Start of Information supplied

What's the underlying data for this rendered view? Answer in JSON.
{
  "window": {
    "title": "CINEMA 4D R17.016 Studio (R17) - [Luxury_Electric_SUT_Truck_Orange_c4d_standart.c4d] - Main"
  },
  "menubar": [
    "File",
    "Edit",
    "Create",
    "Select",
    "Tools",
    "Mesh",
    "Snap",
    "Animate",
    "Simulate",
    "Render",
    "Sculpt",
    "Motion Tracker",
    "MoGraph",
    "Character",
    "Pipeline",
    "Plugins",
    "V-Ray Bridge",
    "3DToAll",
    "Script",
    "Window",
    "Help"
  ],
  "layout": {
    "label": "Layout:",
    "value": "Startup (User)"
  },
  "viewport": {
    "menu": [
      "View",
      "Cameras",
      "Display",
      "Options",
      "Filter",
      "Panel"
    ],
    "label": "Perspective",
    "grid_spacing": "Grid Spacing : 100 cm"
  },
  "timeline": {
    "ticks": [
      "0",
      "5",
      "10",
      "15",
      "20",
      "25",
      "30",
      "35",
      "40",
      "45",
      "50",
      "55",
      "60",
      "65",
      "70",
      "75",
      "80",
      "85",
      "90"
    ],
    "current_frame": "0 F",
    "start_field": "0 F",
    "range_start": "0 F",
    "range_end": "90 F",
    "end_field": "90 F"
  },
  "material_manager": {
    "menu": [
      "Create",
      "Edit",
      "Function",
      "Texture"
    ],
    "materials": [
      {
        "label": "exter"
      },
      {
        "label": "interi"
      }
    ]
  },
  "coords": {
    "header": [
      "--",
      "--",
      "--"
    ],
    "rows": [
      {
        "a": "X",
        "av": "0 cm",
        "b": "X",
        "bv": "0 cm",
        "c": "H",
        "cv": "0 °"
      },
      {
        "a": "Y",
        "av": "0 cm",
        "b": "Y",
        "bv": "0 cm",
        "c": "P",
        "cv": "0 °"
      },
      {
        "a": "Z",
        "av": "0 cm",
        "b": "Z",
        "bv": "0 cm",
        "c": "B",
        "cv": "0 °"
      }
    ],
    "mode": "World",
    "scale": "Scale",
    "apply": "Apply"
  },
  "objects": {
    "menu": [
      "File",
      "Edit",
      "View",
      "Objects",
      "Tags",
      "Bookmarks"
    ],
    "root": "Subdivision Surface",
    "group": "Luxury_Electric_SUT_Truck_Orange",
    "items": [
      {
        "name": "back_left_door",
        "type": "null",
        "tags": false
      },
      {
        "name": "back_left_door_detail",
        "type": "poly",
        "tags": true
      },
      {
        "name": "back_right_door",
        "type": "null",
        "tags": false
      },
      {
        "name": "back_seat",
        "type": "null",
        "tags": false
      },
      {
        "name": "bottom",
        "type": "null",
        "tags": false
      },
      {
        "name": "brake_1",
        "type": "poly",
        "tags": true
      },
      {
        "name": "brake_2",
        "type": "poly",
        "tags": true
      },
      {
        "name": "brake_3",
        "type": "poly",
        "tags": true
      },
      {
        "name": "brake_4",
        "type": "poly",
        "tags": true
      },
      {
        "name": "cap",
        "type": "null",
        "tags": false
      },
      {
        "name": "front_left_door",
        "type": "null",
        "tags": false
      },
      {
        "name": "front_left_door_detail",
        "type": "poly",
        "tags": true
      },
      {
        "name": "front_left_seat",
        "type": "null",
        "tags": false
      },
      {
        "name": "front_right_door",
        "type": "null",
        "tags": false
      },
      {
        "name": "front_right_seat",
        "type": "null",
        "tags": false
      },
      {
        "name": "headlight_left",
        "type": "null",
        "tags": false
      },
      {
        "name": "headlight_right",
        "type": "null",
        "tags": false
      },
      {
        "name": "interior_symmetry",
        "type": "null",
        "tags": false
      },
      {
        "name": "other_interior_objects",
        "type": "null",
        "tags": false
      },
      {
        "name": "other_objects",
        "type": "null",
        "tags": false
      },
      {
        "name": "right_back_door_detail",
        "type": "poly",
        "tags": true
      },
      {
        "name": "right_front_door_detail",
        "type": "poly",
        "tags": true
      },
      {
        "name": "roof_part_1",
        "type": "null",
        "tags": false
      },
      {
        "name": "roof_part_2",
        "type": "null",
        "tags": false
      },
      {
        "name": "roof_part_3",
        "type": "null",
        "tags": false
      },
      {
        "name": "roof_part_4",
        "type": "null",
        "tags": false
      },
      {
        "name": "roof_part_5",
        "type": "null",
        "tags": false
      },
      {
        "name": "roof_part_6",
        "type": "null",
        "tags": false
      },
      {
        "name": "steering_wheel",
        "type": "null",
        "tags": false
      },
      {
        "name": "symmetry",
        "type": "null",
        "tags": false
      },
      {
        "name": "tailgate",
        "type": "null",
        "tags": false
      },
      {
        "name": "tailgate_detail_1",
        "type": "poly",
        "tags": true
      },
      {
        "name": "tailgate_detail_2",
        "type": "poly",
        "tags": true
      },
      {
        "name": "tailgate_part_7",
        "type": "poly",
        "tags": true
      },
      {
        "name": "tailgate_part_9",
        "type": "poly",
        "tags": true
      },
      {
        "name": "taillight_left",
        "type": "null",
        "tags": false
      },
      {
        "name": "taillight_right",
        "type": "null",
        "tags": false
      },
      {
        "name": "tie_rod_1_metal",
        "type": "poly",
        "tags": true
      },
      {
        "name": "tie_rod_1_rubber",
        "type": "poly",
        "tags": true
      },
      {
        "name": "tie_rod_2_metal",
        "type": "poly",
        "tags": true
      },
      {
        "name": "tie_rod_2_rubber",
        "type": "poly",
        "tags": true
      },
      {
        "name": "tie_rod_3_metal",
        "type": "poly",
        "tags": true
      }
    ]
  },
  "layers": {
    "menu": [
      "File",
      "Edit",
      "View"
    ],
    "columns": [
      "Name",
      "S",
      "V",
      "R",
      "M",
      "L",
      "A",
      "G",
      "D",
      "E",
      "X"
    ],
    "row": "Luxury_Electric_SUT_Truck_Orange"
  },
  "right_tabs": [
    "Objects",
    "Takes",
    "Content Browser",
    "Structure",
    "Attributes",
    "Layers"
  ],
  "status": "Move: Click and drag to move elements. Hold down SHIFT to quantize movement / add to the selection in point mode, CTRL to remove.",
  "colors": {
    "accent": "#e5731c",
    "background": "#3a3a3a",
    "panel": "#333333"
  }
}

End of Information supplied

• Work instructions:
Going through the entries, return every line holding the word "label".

• Result for this exercise:
    "label": "Layout:",
    "label": "Perspective",
        "label": "exter"
        "label": "interi"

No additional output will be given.